**Exercise details:** Retype the entries in full, exactly.

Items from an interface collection
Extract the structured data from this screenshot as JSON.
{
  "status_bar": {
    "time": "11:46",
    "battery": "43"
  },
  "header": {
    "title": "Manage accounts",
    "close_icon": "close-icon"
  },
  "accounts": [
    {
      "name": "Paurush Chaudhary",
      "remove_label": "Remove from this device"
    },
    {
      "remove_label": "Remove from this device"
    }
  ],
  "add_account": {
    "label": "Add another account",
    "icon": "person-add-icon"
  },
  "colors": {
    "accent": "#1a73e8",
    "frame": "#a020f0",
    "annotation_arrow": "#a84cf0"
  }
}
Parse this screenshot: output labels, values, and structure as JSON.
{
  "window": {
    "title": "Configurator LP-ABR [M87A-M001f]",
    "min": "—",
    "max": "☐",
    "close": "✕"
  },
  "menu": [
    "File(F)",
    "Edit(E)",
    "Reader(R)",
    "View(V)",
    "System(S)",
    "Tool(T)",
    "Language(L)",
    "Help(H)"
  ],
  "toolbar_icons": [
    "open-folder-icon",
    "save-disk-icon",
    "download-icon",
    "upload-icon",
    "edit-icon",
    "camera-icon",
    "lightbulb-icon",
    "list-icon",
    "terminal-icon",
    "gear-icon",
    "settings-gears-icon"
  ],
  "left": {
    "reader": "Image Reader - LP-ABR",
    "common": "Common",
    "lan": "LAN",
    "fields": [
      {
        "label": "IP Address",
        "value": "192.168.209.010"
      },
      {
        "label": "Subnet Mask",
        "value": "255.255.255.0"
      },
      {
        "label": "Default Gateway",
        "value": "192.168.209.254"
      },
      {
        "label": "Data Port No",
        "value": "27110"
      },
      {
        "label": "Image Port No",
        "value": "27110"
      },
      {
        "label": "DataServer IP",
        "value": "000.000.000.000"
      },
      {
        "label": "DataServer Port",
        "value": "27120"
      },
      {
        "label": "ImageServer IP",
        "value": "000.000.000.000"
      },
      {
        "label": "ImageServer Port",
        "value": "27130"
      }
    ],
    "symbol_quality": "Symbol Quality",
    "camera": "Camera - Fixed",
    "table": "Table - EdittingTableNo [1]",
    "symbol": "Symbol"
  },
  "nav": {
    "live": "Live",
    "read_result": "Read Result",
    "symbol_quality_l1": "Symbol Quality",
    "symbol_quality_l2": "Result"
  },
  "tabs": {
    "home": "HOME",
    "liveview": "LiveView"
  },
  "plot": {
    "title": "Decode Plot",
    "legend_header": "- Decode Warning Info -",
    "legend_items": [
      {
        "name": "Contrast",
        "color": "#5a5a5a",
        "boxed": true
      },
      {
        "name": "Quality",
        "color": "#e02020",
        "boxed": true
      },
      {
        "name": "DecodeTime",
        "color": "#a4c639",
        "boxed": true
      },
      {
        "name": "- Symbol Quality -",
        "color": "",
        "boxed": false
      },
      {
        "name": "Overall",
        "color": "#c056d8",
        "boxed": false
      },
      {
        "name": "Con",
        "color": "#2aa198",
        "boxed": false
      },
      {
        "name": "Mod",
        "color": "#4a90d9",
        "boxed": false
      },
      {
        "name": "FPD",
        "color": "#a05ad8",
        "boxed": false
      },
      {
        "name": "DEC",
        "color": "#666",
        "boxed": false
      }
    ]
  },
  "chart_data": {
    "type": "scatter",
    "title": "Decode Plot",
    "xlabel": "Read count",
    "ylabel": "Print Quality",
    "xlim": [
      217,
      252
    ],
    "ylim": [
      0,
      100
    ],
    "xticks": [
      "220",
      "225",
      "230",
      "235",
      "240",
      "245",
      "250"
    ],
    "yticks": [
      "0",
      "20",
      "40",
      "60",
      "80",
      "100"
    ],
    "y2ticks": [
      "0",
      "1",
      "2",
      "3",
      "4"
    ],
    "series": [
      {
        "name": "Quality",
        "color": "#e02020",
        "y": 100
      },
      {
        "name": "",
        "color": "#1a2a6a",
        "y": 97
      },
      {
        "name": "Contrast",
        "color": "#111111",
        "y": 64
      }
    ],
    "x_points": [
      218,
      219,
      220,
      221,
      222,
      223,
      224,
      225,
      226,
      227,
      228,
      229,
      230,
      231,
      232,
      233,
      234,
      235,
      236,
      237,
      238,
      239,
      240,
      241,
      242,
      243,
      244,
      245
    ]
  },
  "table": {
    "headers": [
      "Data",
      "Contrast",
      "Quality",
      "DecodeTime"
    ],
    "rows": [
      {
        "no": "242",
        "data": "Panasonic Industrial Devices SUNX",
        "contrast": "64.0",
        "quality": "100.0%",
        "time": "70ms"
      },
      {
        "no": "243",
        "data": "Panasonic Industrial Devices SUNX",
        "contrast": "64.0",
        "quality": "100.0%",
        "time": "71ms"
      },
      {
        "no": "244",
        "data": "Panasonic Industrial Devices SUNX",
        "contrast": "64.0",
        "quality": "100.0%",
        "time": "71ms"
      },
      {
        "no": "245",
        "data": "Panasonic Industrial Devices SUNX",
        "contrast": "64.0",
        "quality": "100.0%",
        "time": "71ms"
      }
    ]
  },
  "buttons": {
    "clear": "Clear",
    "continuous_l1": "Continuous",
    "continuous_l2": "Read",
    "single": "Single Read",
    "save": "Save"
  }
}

**Result below:**
Extract the structured data from this screenshot as JSON.
{
  "status_bar": {
    "time": "11:46",
    "battery": "43"
  },
  "header": {
    "title": "Manage accounts",
    "close_icon": "close-icon"
  },
  "accounts": [
    {
      "name": "Paurush Chaudhary",
      "remove_label": "Remove from this device"
    },
    {
      "remove_label": "Remove from this device"
    }
  ],
  "add_account": {
    "label": "Add another account",
    "icon": "person-add-icon"
  },
  "colors": {
    "accent": "#1a73e8",
    "frame": "#a020f0",
    "annotation_arrow": "#a84cf0"
  }
}
Parse this screenshot: output labels, values, and structure as JSON.
{
  "window": {
    "title": "Configurator LP-ABR [M87A-M001f]",
    "min": "—",
    "max": "☐",
    "close": "✕"
  },
  "menu": [
    "File(F)",
    "Edit(E)",
    "Reader(R)",
    "View(V)",
    "System(S)",
    "Tool(T)",
    "Language(L)",
    "Help(H)"
  ],
  "toolbar_icons": [
    "open-folder-icon",
    "save-disk-icon",
    "download-icon",
    "upload-icon",
    "edit-icon",
    "camera-icon",
    "lightbulb-icon",
    "list-icon",
    "terminal-icon",
    "gear-icon",
    "settings-gears-icon"
  ],
  "left": {
    "reader": "Image Reader - LP-ABR",
    "common": "Common",
    "lan": "LAN",
    "fields": [
      {
        "label": "IP Address",
        "value": "192.168.209.010"
      },
      {
        "label": "Subnet Mask",
        "value": "255.255.255.0"
      },
      {
        "label": "Default Gateway",
        "value": "192.168.209.254"
      },
      {
        "label": "Data Port No",
        "value": "27110"
      },
      {
        "label": "Image Port No",
        "value": "27110"
      },
      {
        "label": "DataServer IP",
        "value": "000.000.000.000"
      },
      {
        "label": "DataServer Port",
        "value": "27120"
      },
      {
        "label": "ImageServer IP",
        "value": "000.000.000.000"
      },
      {
        "label": "ImageServer Port",
        "value": "27130"
      }
    ],
    "symbol_quality": "Symbol Quality",
    "camera": "Camera - Fixed",
    "table": "Table - EdittingTableNo [1]",
    "symbol": "Symbol"
  },
  "nav": {
    "live": "Live",
    "read_result": "Read Result",
    "symbol_quality_l1": "Symbol Quality",
    "symbol_quality_l2": "Result"
  },
  "tabs": {
    "home": "HOME",
    "liveview": "LiveView"
  },
  "plot": {
    "title": "Decode Plot",
    "legend_header": "- Decode Warning Info -",
    "legend_items": [
      {
        "name": "Contrast",
        "color": "#5a5a5a",
        "boxed": true
      },
      {
        "name": "Quality",
        "color": "#e02020",
        "boxed": true
      },
      {
        "name": "DecodeTime",
        "color": "#a4c639",
        "boxed": true
      },
      {
        "name": "- Symbol Quality -",
        "color": "",
        "boxed": false
      },
      {
        "name": "Overall",
        "color": "#c056d8",
        "boxed": false
      },
      {
        "name": "Con",
        "color": "#2aa198",
        "boxed": false
      },
      {
        "name": "Mod",
        "color": "#4a90d9",
        "boxed": false
      },
      {
        "name": "FPD",
        "color": "#a05ad8",
        "boxed": false
      },
      {
        "name": "DEC",
        "color": "#666",
        "boxed": false
      }
    ]
  },
  "chart_data": {
    "type": "scatter",
    "title": "Decode Plot",
    "xlabel": "Read count",
    "ylabel": "Print Quality",
    "xlim": [
      217,
      252
    ],
    "ylim": [
      0,
      100
    ],
    "xticks": [
      "220",
      "225",
      "230",
      "235",
      "240",
      "245",
      "250"
    ],
    "yticks": [
      "0",
      "20",
      "40",
      "60",
      "80",
      "100"
    ],
    "y2ticks": [
      "0",
      "1",
      "2",
      "3",
      "4"
    ],
    "series": [
      {
        "name": "Quality",
        "color": "#e02020",
        "y": 100
      },
      {
        "name": "",
        "color": "#1a2a6a",
        "y": 97
      },
      {
        "name": "Contrast",
        "color": "#111111",
        "y": 64
      }
    ],
    "x_points": [
      218,
      219,
      220,
      221,
      222,
      223,
      224,
      225,
      226,
      227,
      228,
      229,
      230,
      231,
      232,
      233,
      234,
      235,
      236,
      237,
      238,
      239,
      240,
      241,
      242,
      243,
      244,
      245
    ]
  },
  "table": {
    "headers": [
      "Data",
      "Contrast",
      "Quality",
      "DecodeTime"
    ],
    "rows": [
      {
        "no": "242",
        "data": "Panasonic Industrial Devices SUNX",
        "contrast": "64.0",
        "quality": "100.0%",
        "time": "70ms"
      },
      {
        "no": "243",
        "data": "Panasonic Industrial Devices SUNX",
        "contrast": "64.0",
        "quality": "100.0%",
        "time": "71ms"
      },
      {
        "no": "244",
        "data": "Panasonic Industrial Devices SUNX",
        "contrast": "64.0",
        "quality": "100.0%",
        "time": "71ms"
      },
      {
        "no": "245",
        "data": "Panasonic Industrial Devices SUNX",
        "contrast": "64.0",
        "quality": "100.0%",
        "time": "71ms"
      }
    ]
  },
  "buttons": {
    "clear": "Clear",
    "continuous_l1": "Continuous",
    "continuous_l2": "Read",
    "single": "Single Read",
    "save": "Save"
  }
}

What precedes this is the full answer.